Prompt
Copy the data below exactly, omitting any picture it contains.

Element data from apps and pages:
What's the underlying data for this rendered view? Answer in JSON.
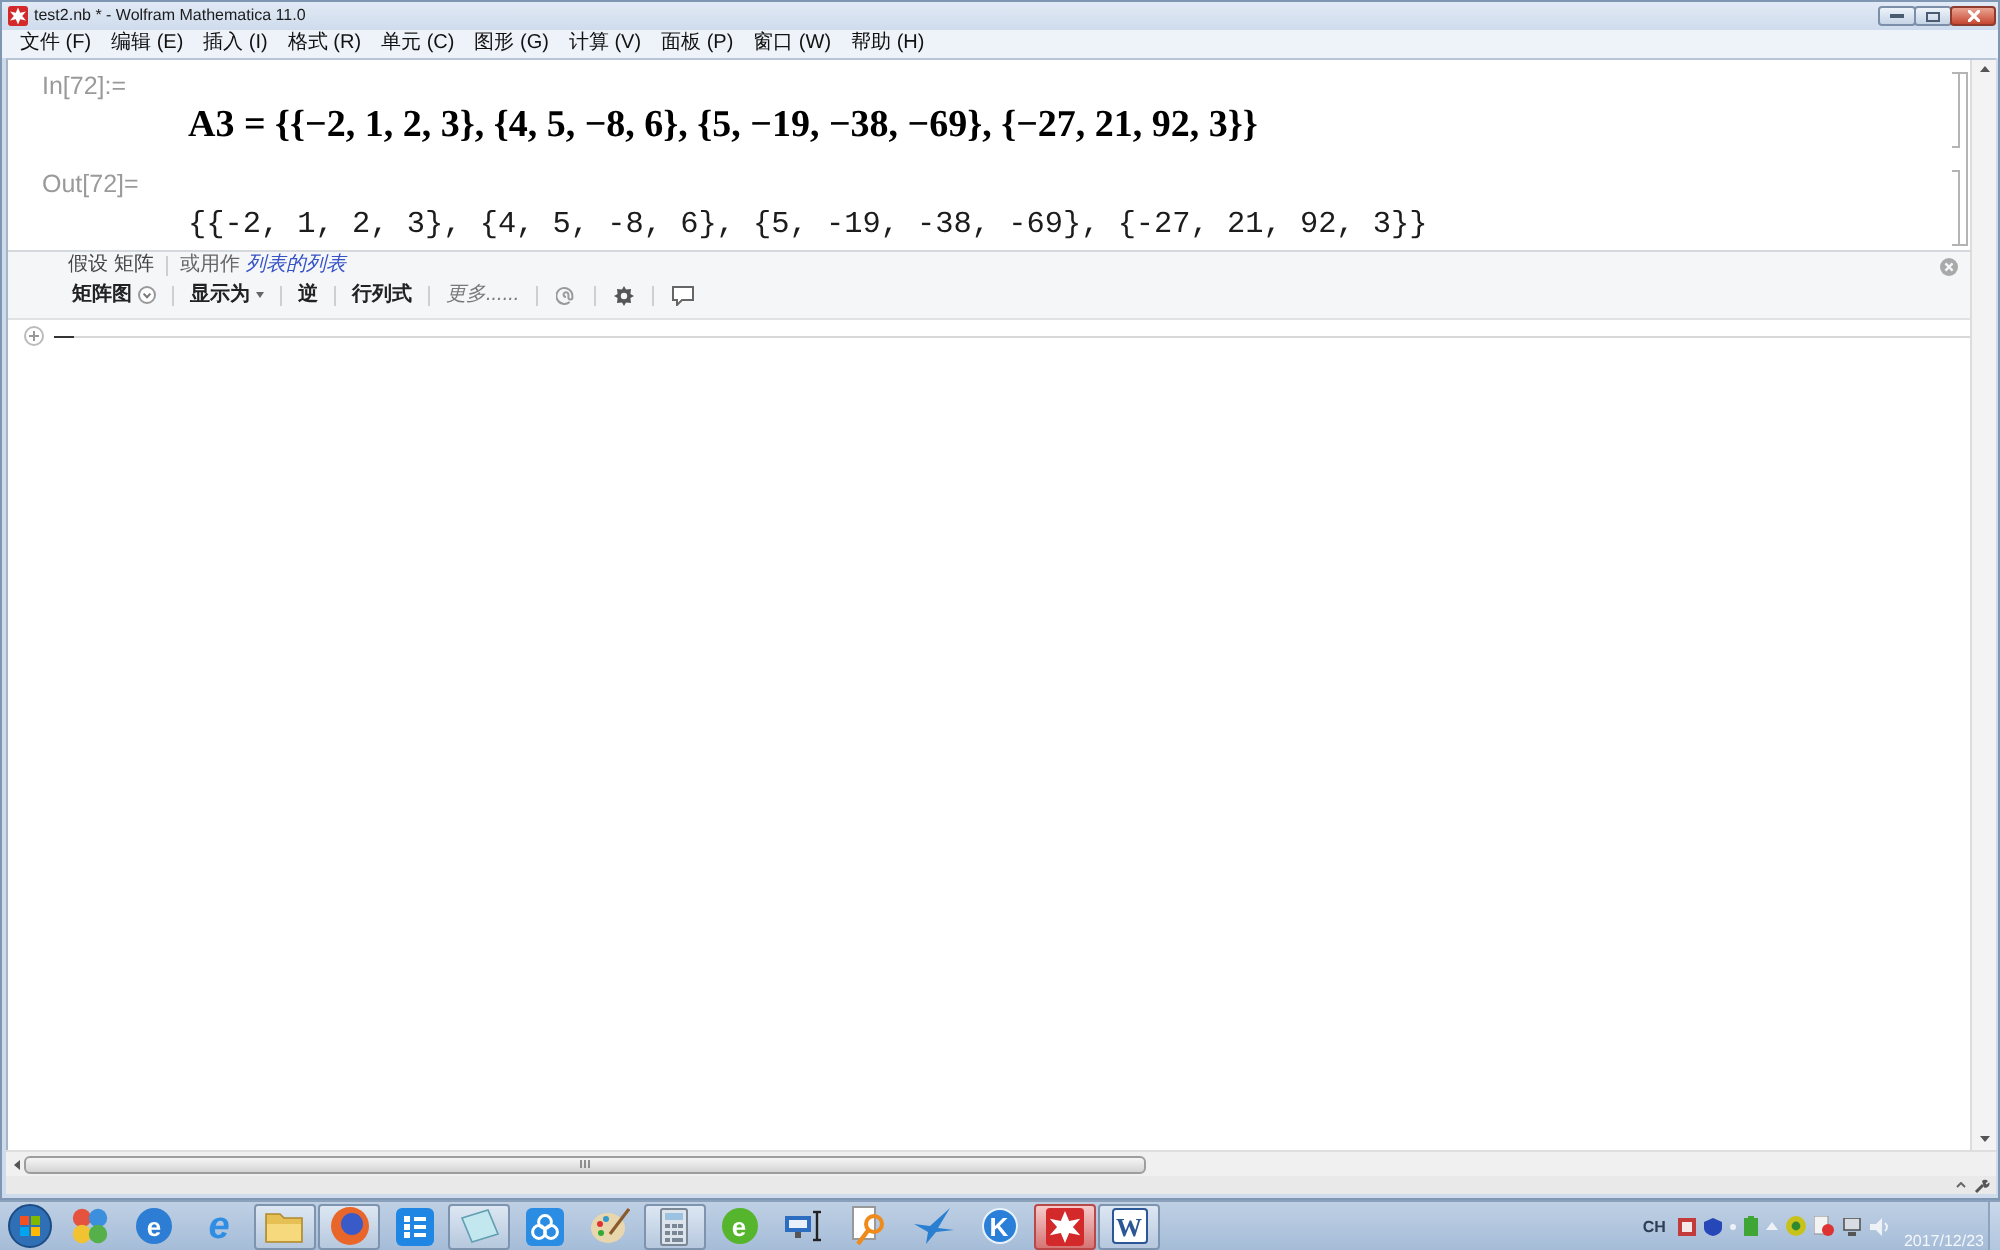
{
  "window": {
    "title": "test2.nb * - Wolfram Mathematica 11.0"
  },
  "menu": [
    "文件 (F)",
    "编辑 (E)",
    "插入 (I)",
    "格式 (R)",
    "单元 (C)",
    "图形 (G)",
    "计算 (V)",
    "面板 (P)",
    "窗口 (W)",
    "帮助 (H)"
  ],
  "notebook": {
    "cells": [
      {
        "kind": "input",
        "label": "In[72]:=",
        "content": "A3 = {{−2, 1, 2, 3}, {4, 5, −8, 6}, {5, −19, −38, −69}, {−27, 21, 92, 3}}"
      },
      {
        "kind": "output",
        "label": "Out[72]=",
        "content": "{{-2, 1, 2, 3}, {4, 5, -8, 6}, {5, -19, -38, -69}, {-27, 21, 92, 3}}"
      }
    ],
    "suggestions_bar": {
      "assumption": "假设 矩阵",
      "alternative_prompt": "或用作",
      "alternative_link": "列表的列表",
      "actions": [
        {
          "kind": "dropdown",
          "label": "矩阵图"
        },
        {
          "kind": "menu",
          "label": "显示为"
        },
        {
          "kind": "plain",
          "label": "逆"
        },
        {
          "kind": "plain",
          "label": "行列式"
        },
        {
          "kind": "more",
          "label": "更多......"
        }
      ]
    }
  },
  "taskbar": {
    "apps": [
      {
        "kind": "spheres",
        "running": false,
        "active": false
      },
      {
        "kind": "ebadge",
        "glyph": "e",
        "running": false,
        "active": false
      },
      {
        "kind": "eswoosh",
        "glyph": "e",
        "running": false,
        "active": false
      },
      {
        "kind": "folder",
        "running": true,
        "active": false
      },
      {
        "kind": "ringglobe",
        "running": true,
        "active": false
      },
      {
        "kind": "list",
        "running": false,
        "active": false
      },
      {
        "kind": "notepad",
        "running": true,
        "active": false
      },
      {
        "kind": "cloud",
        "running": false,
        "active": false
      },
      {
        "kind": "palette",
        "running": false,
        "active": false
      },
      {
        "kind": "calculator",
        "running": true,
        "active": false
      },
      {
        "kind": "greene",
        "glyph": "e",
        "running": false,
        "active": false
      },
      {
        "kind": "monitor",
        "running": false,
        "active": false
      },
      {
        "kind": "magnifier",
        "running": false,
        "active": false
      },
      {
        "kind": "bird",
        "running": false,
        "active": false
      },
      {
        "kind": "kbadge",
        "glyph": "K",
        "running": false,
        "active": false
      },
      {
        "kind": "star",
        "running": true,
        "active": true
      },
      {
        "kind": "worddoc",
        "glyph": "W",
        "running": true,
        "active": false
      }
    ],
    "tray": {
      "language": "CH",
      "date": "2017/12/23"
    }
  }
}
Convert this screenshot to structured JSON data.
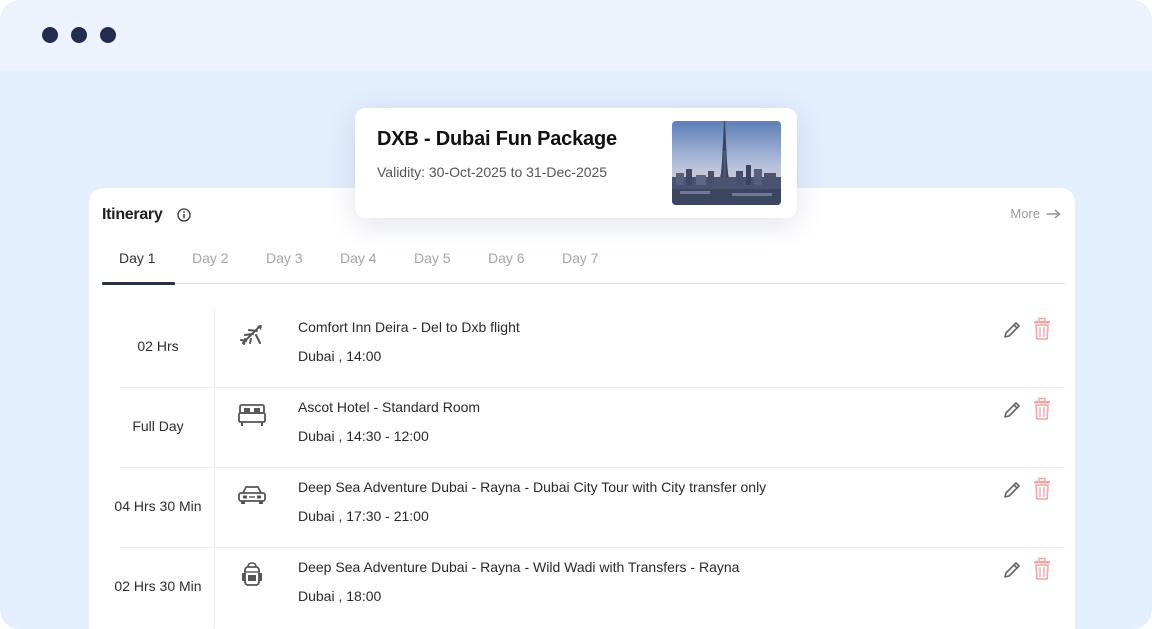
{
  "window": {
    "controls": [
      "close",
      "minimize",
      "maximize"
    ]
  },
  "package": {
    "title": "DXB - Dubai Fun Package",
    "validity": "Validity: 30-Oct-2025 to 31-Dec-2025",
    "image": "dubai-skyline-photo"
  },
  "itinerary": {
    "title": "Itinerary",
    "more_label": "More",
    "tabs": [
      {
        "label": "Day 1",
        "active": true
      },
      {
        "label": "Day 2",
        "active": false
      },
      {
        "label": "Day 3",
        "active": false
      },
      {
        "label": "Day 4",
        "active": false
      },
      {
        "label": "Day 5",
        "active": false
      },
      {
        "label": "Day 6",
        "active": false
      },
      {
        "label": "Day 7",
        "active": false
      }
    ],
    "rows": [
      {
        "duration": "02 Hrs",
        "icon": "flight-icon",
        "title": "Comfort Inn Deira  -  Del to Dxb flight",
        "subtitle": "Dubai , 14:00"
      },
      {
        "duration": "Full Day",
        "icon": "bed-icon",
        "title": "Ascot Hotel  -  Standard Room",
        "subtitle": "Dubai , 14:30 - 12:00"
      },
      {
        "duration": "04 Hrs 30 Min",
        "icon": "car-icon",
        "title": "Deep Sea Adventure Dubai - Rayna  -  Dubai City Tour with City transfer only",
        "subtitle": "Dubai , 17:30 - 21:00"
      },
      {
        "duration": "02 Hrs 30 Min",
        "icon": "backpack-icon",
        "title": "Deep Sea Adventure Dubai - Rayna  -  Wild Wadi with Transfers - Rayna",
        "subtitle": "Dubai , 18:00"
      }
    ]
  },
  "colors": {
    "dots": "#232d52",
    "background": "#e3eefe",
    "titlebar": "#eef2fd",
    "delete": "#f2a5a5"
  }
}
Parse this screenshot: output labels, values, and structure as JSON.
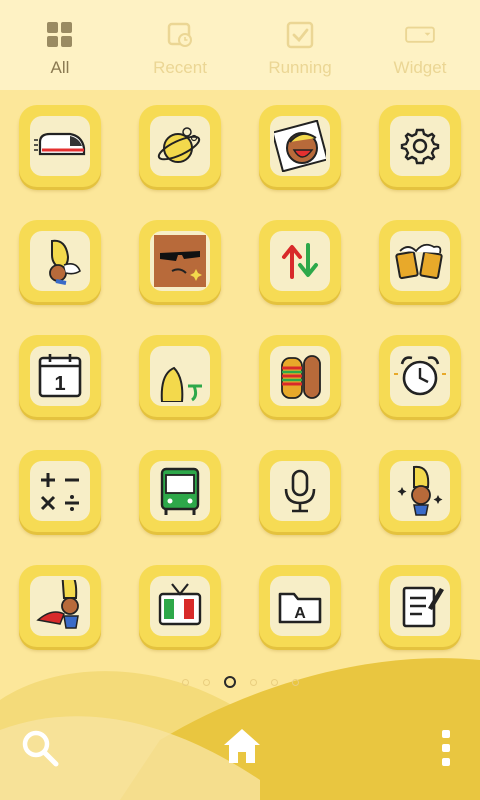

Problem solution
What's the underlying data for this rendered view? Answer in JSON.
{
  "window": {
    "title": "test2.nb * - Wolfram Mathematica 11.0"
  },
  "menu": [
    "文件 (F)",
    "编辑 (E)",
    "插入 (I)",
    "格式 (R)",
    "单元 (C)",
    "图形 (G)",
    "计算 (V)",
    "面板 (P)",
    "窗口 (W)",
    "帮助 (H)"
  ],
  "notebook": {
    "cells": [
      {
        "kind": "input",
        "label": "In[72]:=",
        "content": "A3 = {{−2, 1, 2, 3}, {4, 5, −8, 6}, {5, −19, −38, −69}, {−27, 21, 92, 3}}"
      },
      {
        "kind": "output",
        "label": "Out[72]=",
        "content": "{{-2, 1, 2, 3}, {4, 5, -8, 6}, {5, -19, -38, -69}, {-27, 21, 92, 3}}"
      }
    ],
    "suggestions_bar": {
      "assumption": "假设 矩阵",
      "alternative_prompt": "或用作",
      "alternative_link": "列表的列表",
      "actions": [
        {
          "kind": "dropdown",
          "label": "矩阵图"
        },
        {
          "kind": "menu",
          "label": "显示为"
        },
        {
          "kind": "plain",
          "label": "逆"
        },
        {
          "kind": "plain",
          "label": "行列式"
        },
        {
          "kind": "more",
          "label": "更多......"
        }
      ]
    }
  },
  "taskbar": {
    "apps": [
      {
        "kind": "spheres",
        "running": false,
        "active": false
      },
      {
        "kind": "ebadge",
        "glyph": "e",
        "running": false,
        "active": false
      },
      {
        "kind": "eswoosh",
        "glyph": "e",
        "running": false,
        "active": false
      },
      {
        "kind": "folder",
        "running": true,
        "active": false
      },
      {
        "kind": "ringglobe",
        "running": true,
        "active": false
      },
      {
        "kind": "list",
        "running": false,
        "active": false
      },
      {
        "kind": "notepad",
        "running": true,
        "active": false
      },
      {
        "kind": "cloud",
        "running": false,
        "active": false
      },
      {
        "kind": "palette",
        "running": false,
        "active": false
      },
      {
        "kind": "calculator",
        "running": true,
        "active": false
      },
      {
        "kind": "greene",
        "glyph": "e",
        "running": false,
        "active": false
      },
      {
        "kind": "monitor",
        "running": false,
        "active": false
      },
      {
        "kind": "magnifier",
        "running": false,
        "active": false
      },
      {
        "kind": "bird",
        "running": false,
        "active": false
      },
      {
        "kind": "kbadge",
        "glyph": "K",
        "running": false,
        "active": false
      },
      {
        "kind": "star",
        "running": true,
        "active": true
      },
      {
        "kind": "worddoc",
        "glyph": "W",
        "running": true,
        "active": false
      }
    ],
    "tray": {
      "language": "CH",
      "date": "2017/12/23"
    }
  }
}
Convert this screenshot to structured JSON data.
{
  "window": {
    "controls": [
      "close",
      "minimize",
      "maximize"
    ]
  },
  "package": {
    "title": "DXB - Dubai Fun Package",
    "validity": "Validity: 30-Oct-2025 to 31-Dec-2025",
    "image": "dubai-skyline-photo"
  },
  "itinerary": {
    "title": "Itinerary",
    "more_label": "More",
    "tabs": [
      {
        "label": "Day 1",
        "active": true
      },
      {
        "label": "Day 2",
        "active": false
      },
      {
        "label": "Day 3",
        "active": false
      },
      {
        "label": "Day 4",
        "active": false
      },
      {
        "label": "Day 5",
        "active": false
      },
      {
        "label": "Day 6",
        "active": false
      },
      {
        "label": "Day 7",
        "active": false
      }
    ],
    "rows": [
      {
        "duration": "02 Hrs",
        "icon": "flight-icon",
        "title": "Comfort Inn Deira  -  Del to Dxb flight",
        "subtitle": "Dubai , 14:00"
      },
      {
        "duration": "Full Day",
        "icon": "bed-icon",
        "title": "Ascot Hotel  -  Standard Room",
        "subtitle": "Dubai , 14:30 - 12:00"
      },
      {
        "duration": "04 Hrs 30 Min",
        "icon": "car-icon",
        "title": "Deep Sea Adventure Dubai - Rayna  -  Dubai City Tour with City transfer only",
        "subtitle": "Dubai , 17:30 - 21:00"
      },
      {
        "duration": "02 Hrs 30 Min",
        "icon": "backpack-icon",
        "title": "Deep Sea Adventure Dubai - Rayna  -  Wild Wadi with Transfers - Rayna",
        "subtitle": "Dubai , 18:00"
      }
    ]
  },
  "colors": {
    "dots": "#232d52",
    "background": "#e3eefe",
    "titlebar": "#eef2fd",
    "delete": "#f2a5a5"
  }
}
Parse this screenshot: output labels, values, and structure as JSON.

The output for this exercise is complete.